by | Jun 11, 2020 | Article, Covid Sanity Pack

Yes, the best health choice is not always crystal clear, and sure, the cascade of seemingly conflicting health information can lead to analysis paralysis, but the wrong choice is usually obvious.

So, stop trying to make the best choice. Commit to not making life harder for your future self. Commit to not making the worst choice.

Picture this, you are looking at the fridge thinking “What should I eat? Salad with chicken? That doesn’t have enough healthy fat, and I was told to eat more keto-ish. A smoothie? Too much fruit—I just read fruit is basically sugar. What about turkey and vegetables?

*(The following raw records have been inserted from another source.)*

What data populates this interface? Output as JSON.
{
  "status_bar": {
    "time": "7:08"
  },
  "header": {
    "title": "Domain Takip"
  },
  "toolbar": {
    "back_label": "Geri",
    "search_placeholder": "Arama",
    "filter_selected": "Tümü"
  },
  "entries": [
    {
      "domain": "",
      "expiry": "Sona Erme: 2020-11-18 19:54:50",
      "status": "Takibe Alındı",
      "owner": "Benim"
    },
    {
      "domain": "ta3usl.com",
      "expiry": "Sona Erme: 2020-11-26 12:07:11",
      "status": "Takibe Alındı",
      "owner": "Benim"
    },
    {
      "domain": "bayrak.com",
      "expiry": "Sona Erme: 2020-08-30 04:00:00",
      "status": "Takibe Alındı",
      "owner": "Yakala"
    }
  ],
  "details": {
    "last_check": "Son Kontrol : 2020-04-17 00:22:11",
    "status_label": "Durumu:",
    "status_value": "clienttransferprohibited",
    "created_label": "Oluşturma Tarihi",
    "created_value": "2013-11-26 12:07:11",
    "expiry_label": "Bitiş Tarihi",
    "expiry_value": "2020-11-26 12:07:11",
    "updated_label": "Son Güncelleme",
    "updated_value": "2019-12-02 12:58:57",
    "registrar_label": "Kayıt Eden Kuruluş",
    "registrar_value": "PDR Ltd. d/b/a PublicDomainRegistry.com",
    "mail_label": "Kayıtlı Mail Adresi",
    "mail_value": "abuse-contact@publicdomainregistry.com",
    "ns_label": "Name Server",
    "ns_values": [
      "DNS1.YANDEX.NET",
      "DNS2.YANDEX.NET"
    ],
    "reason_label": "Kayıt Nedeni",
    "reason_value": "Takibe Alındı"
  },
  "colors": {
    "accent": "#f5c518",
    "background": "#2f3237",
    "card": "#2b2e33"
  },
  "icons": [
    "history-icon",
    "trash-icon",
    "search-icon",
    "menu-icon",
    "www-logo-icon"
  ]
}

The turkey is meat—that documentary told me no meat. Screw it … this is all too complicated! I’m going to have a beer and microwave a pizza.”

Do you see where I am going with this?

Life is stressful, we are expected to make endless choices to simply get through the day. Weighing the proportional pros of all the healthy (or even moderately healthy) choices is exhausting—it can easily become the straw that breaks the camel. When we don’t see a clear option of which of the good is “best,” it is easy to rationalize abandoning all the other potential positives in favour of the least good choice. It’s as if, since we couldn’t decide on which was the best positive, none of them are worth it. Wrong.

Sure, the best choice is not always clear, but the wrong one usually is.

For the next month, I challenge you to live by the rule “F*ck perfect. I commit to not picking the blatantly wrong choice.”

I get it, staying on the health horse is challenging at the best of times and these last months have been anything but the best of times. Isolation has been emotionally and logistically scary, exhausting, and uncertain. Navigating the constant “new normal” through the various phases of re-integration is a whole new kettle of stress. These added stressors make it more—not less—critical to eliminate as many barriers to health as possible. When we are exhausted and emotionally and cognitively overwhelmed it becomes that much harder to make choices that will make our future selves proud.

So, stop trying to make your future self proud and simply commit to not burdening the future you with a barrage of missed workouts, sleepless nights, and food binges. By never picking the outright wrong choice you don’t make life harder for your future self.

Scale not budging? Don’t binge (the worst choice) and make your weight loss journey harder tomorrow. The not “crappy” choice is having a healthy meal.

Feeling like you’re not becoming a stronger runner? You won’t get stronger by abandoning your goals altogether (the worst choice). In the moment, the “not worst” choice is to do some type of training. Do part of your workout, dance, or go for a walk. Remember, something is better than nothing. Can’t bring yourself to do the full workout? Go for a walk or dance around your home.

Have a craving to binge eat? To skip your workout? To stay up and watch TV instead of sleep? Think how much harder this will make life for your future self—you are defeating the you of tomorrow before today is even done.

I am not arguing that you shouldn’t analyze why the scale is not budging and why you are not progressing at running. What I am saying is, make the “not-worst choice” in the moment, then after completing the choice, take a moment to analyze why you might be hitting a snag.

Analyze the data and make changes to your plan, but only after the fact. In the moment, when your emotions are attempting to guide you astray—when you want to say “Screw it” and pick the obvious wrong choice—pick one of the many good choices to stay on your horse. Analyze the data after the fact instead of reacting to emotion in the moment of desire.

In summary, you don’t have to be “the best,” but don’t sabotage yourself into justifying “the worst.” When you do make a “worst” decision (you will at some point; you are human) course-correct as quickly as possible and learn from the experience.